#### Records shown ####

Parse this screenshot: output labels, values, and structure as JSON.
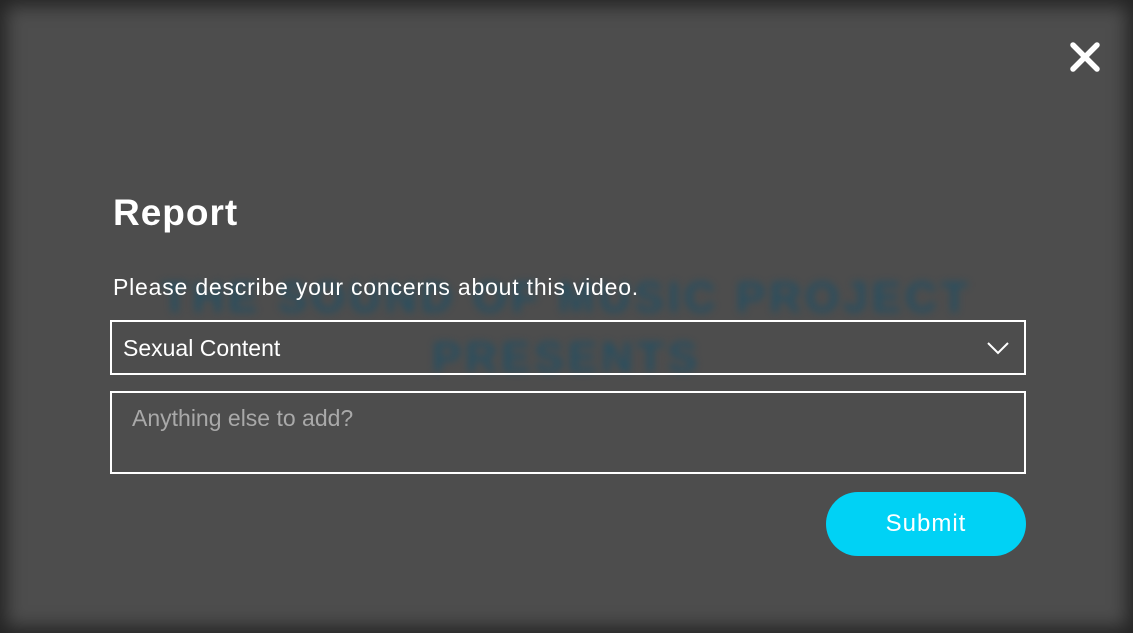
{
  "background": {
    "video_title_line1": "The Sound of Music Project",
    "video_title_line2": "Presents"
  },
  "close": {
    "icon": "close-icon"
  },
  "modal": {
    "title": "Report",
    "description": "Please describe your concerns about this video.",
    "reason_select": {
      "selected_value": "Sexual Content",
      "icon": "chevron-down-icon"
    },
    "details_field": {
      "value": "",
      "placeholder": "Anything else to add?"
    },
    "submit_label": "Submit"
  },
  "colors": {
    "overlay": "#4d4d4d",
    "text": "#ffffff",
    "accent": "#00d2f5",
    "placeholder": "#a9a9a9"
  }
}
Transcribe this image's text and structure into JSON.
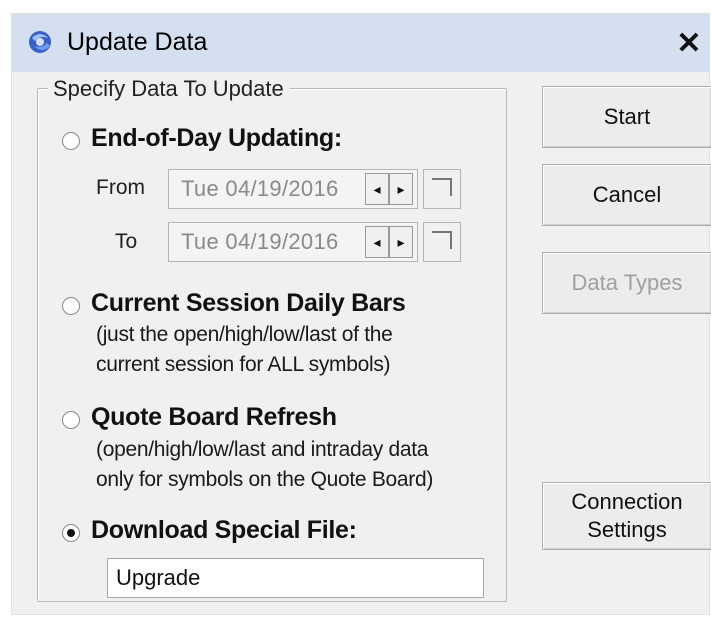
{
  "window": {
    "title": "Update Data",
    "close_label": "✕"
  },
  "group": {
    "label": "Specify Data To Update"
  },
  "options": {
    "eod": {
      "label": "End-of-Day Updating:",
      "selected": false
    },
    "current_session": {
      "label": "Current Session Daily Bars",
      "desc_line1": "(just the open/high/low/last of the",
      "desc_line2": "current session for ALL symbols)",
      "selected": false
    },
    "quote_board": {
      "label": "Quote Board Refresh",
      "desc_line1": "(open/high/low/last and intraday data",
      "desc_line2": "only for symbols on the Quote Board)",
      "selected": false
    },
    "special_file": {
      "label": "Download Special File:",
      "selected": true
    }
  },
  "dates": {
    "from_label": "From",
    "from_value": "Tue  04/19/2016",
    "to_label": "To",
    "to_value": "Tue  04/19/2016",
    "spin_left": "◂",
    "spin_right": "▸"
  },
  "special_file_input": {
    "value": "Upgrade"
  },
  "buttons": {
    "start": "Start",
    "cancel": "Cancel",
    "data_types": "Data Types",
    "connection_line1": "Connection",
    "connection_line2": "Settings"
  }
}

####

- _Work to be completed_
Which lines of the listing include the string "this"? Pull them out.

- _Reply_
Parse this screenshot: output labels, values, and structure as JSON.
    "description": "Please describe your concerns about this video.",
Transcribe this image's text and structure into JSON.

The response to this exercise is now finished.